**Directions for this task**
Return every record exactly as written.

**Extracted records**
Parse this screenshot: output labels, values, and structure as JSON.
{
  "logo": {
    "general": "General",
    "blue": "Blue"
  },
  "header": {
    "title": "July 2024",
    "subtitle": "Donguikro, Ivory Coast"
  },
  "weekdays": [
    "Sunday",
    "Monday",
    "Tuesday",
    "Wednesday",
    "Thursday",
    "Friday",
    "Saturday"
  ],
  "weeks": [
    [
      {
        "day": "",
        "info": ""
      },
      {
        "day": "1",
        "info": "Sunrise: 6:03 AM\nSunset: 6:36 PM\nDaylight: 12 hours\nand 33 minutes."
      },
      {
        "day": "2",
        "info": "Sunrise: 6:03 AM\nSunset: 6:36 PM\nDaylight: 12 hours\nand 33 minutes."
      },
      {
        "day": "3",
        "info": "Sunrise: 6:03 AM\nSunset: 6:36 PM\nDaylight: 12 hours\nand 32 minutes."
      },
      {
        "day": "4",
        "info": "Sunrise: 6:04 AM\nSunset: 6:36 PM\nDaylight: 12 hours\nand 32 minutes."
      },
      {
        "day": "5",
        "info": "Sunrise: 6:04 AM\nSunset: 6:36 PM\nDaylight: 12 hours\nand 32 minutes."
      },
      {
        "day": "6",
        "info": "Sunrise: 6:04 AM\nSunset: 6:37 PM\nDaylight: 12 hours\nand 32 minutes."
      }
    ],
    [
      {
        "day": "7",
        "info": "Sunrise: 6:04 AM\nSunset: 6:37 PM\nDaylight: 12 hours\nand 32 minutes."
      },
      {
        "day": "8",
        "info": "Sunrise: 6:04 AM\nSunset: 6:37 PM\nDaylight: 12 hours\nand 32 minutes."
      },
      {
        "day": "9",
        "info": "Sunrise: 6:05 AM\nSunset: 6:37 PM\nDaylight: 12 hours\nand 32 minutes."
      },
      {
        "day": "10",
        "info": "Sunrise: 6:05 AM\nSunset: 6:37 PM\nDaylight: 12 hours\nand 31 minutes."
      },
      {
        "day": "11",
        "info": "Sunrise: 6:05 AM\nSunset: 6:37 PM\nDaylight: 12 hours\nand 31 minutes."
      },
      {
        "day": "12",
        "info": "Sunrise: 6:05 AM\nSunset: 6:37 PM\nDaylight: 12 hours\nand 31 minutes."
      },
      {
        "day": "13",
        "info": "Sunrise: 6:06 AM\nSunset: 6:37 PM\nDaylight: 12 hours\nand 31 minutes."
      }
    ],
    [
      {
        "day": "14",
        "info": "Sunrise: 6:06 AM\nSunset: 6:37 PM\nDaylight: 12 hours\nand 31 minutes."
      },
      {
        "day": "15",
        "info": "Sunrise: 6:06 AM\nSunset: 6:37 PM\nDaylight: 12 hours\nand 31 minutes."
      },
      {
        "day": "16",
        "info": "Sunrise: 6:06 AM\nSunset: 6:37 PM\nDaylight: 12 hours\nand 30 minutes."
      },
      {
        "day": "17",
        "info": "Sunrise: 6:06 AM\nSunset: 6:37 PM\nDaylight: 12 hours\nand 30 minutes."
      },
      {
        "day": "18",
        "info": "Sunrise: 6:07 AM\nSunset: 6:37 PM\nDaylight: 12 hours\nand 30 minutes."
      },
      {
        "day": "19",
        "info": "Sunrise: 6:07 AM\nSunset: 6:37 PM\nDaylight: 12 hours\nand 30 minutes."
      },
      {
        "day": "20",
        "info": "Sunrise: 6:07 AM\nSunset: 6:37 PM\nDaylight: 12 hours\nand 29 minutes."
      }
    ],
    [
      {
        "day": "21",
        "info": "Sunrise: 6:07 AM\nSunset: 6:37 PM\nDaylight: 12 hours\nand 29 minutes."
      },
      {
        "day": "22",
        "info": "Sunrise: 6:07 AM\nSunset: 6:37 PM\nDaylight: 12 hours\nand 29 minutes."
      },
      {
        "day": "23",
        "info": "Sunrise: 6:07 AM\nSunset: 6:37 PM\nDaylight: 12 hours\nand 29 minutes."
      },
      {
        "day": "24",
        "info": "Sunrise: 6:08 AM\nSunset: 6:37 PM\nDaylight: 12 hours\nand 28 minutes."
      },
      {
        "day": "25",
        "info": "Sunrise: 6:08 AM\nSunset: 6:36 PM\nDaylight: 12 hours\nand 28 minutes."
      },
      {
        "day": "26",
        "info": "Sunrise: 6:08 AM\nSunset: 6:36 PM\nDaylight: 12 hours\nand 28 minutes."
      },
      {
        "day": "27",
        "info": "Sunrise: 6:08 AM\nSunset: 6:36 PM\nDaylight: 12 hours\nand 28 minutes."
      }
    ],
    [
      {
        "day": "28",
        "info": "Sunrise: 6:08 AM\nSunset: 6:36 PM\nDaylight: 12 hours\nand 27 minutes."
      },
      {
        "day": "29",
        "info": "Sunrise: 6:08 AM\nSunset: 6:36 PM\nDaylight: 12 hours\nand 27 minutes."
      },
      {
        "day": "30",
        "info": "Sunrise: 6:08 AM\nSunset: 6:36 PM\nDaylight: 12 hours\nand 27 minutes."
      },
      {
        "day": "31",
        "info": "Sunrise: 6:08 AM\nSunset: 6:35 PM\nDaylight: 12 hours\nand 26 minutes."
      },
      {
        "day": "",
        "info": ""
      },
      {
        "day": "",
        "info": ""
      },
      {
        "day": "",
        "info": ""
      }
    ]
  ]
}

**Solution to this exercise**
Parse this screenshot: output labels, values, and structure as JSON.
{
  "logo": {
    "general": "General",
    "blue": "Blue"
  },
  "header": {
    "title": "July 2024",
    "subtitle": "Donguikro, Ivory Coast"
  },
  "weekdays": [
    "Sunday",
    "Monday",
    "Tuesday",
    "Wednesday",
    "Thursday",
    "Friday",
    "Saturday"
  ],
  "weeks": [
    [
      {
        "day": "",
        "info": ""
      },
      {
        "day": "1",
        "info": "Sunrise: 6:03 AM\nSunset: 6:36 PM\nDaylight: 12 hours\nand 33 minutes."
      },
      {
        "day": "2",
        "info": "Sunrise: 6:03 AM\nSunset: 6:36 PM\nDaylight: 12 hours\nand 33 minutes."
      },
      {
        "day": "3",
        "info": "Sunrise: 6:03 AM\nSunset: 6:36 PM\nDaylight: 12 hours\nand 32 minutes."
      },
      {
        "day": "4",
        "info": "Sunrise: 6:04 AM\nSunset: 6:36 PM\nDaylight: 12 hours\nand 32 minutes."
      },
      {
        "day": "5",
        "info": "Sunrise: 6:04 AM\nSunset: 6:36 PM\nDaylight: 12 hours\nand 32 minutes."
      },
      {
        "day": "6",
        "info": "Sunrise: 6:04 AM\nSunset: 6:37 PM\nDaylight: 12 hours\nand 32 minutes."
      }
    ],
    [
      {
        "day": "7",
        "info": "Sunrise: 6:04 AM\nSunset: 6:37 PM\nDaylight: 12 hours\nand 32 minutes."
      },
      {
        "day": "8",
        "info": "Sunrise: 6:04 AM\nSunset: 6:37 PM\nDaylight: 12 hours\nand 32 minutes."
      },
      {
        "day": "9",
        "info": "Sunrise: 6:05 AM\nSunset: 6:37 PM\nDaylight: 12 hours\nand 32 minutes."
      },
      {
        "day": "10",
        "info": "Sunrise: 6:05 AM\nSunset: 6:37 PM\nDaylight: 12 hours\nand 31 minutes."
      },
      {
        "day": "11",
        "info": "Sunrise: 6:05 AM\nSunset: 6:37 PM\nDaylight: 12 hours\nand 31 minutes."
      },
      {
        "day": "12",
        "info": "Sunrise: 6:05 AM\nSunset: 6:37 PM\nDaylight: 12 hours\nand 31 minutes."
      },
      {
        "day": "13",
        "info": "Sunrise: 6:06 AM\nSunset: 6:37 PM\nDaylight: 12 hours\nand 31 minutes."
      }
    ],
    [
      {
        "day": "14",
        "info": "Sunrise: 6:06 AM\nSunset: 6:37 PM\nDaylight: 12 hours\nand 31 minutes."
      },
      {
        "day": "15",
        "info": "Sunrise: 6:06 AM\nSunset: 6:37 PM\nDaylight: 12 hours\nand 31 minutes."
      },
      {
        "day": "16",
        "info": "Sunrise: 6:06 AM\nSunset: 6:37 PM\nDaylight: 12 hours\nand 30 minutes."
      },
      {
        "day": "17",
        "info": "Sunrise: 6:06 AM\nSunset: 6:37 PM\nDaylight: 12 hours\nand 30 minutes."
      },
      {
        "day": "18",
        "info": "Sunrise: 6:07 AM\nSunset: 6:37 PM\nDaylight: 12 hours\nand 30 minutes."
      },
      {
        "day": "19",
        "info": "Sunrise: 6:07 AM\nSunset: 6:37 PM\nDaylight: 12 hours\nand 30 minutes."
      },
      {
        "day": "20",
        "info": "Sunrise: 6:07 AM\nSunset: 6:37 PM\nDaylight: 12 hours\nand 29 minutes."
      }
    ],
    [
      {
        "day": "21",
        "info": "Sunrise: 6:07 AM\nSunset: 6:37 PM\nDaylight: 12 hours\nand 29 minutes."
      },
      {
        "day": "22",
        "info": "Sunrise: 6:07 AM\nSunset: 6:37 PM\nDaylight: 12 hours\nand 29 minutes."
      },
      {
        "day": "23",
        "info": "Sunrise: 6:07 AM\nSunset: 6:37 PM\nDaylight: 12 hours\nand 29 minutes."
      },
      {
        "day": "24",
        "info": "Sunrise: 6:08 AM\nSunset: 6:37 PM\nDaylight: 12 hours\nand 28 minutes."
      },
      {
        "day": "25",
        "info": "Sunrise: 6:08 AM\nSunset: 6:36 PM\nDaylight: 12 hours\nand 28 minutes."
      },
      {
        "day": "26",
        "info": "Sunrise: 6:08 AM\nSunset: 6:36 PM\nDaylight: 12 hours\nand 28 minutes."
      },
      {
        "day": "27",
        "info": "Sunrise: 6:08 AM\nSunset: 6:36 PM\nDaylight: 12 hours\nand 28 minutes."
      }
    ],
    [
      {
        "day": "28",
        "info": "Sunrise: 6:08 AM\nSunset: 6:36 PM\nDaylight: 12 hours\nand 27 minutes."
      },
      {
        "day": "29",
        "info": "Sunrise: 6:08 AM\nSunset: 6:36 PM\nDaylight: 12 hours\nand 27 minutes."
      },
      {
        "day": "30",
        "info": "Sunrise: 6:08 AM\nSunset: 6:36 PM\nDaylight: 12 hours\nand 27 minutes."
      },
      {
        "day": "31",
        "info": "Sunrise: 6:08 AM\nSunset: 6:35 PM\nDaylight: 12 hours\nand 26 minutes."
      },
      {
        "day": "",
        "info": ""
      },
      {
        "day": "",
        "info": ""
      },
      {
        "day": "",
        "info": ""
      }
    ]
  ]
}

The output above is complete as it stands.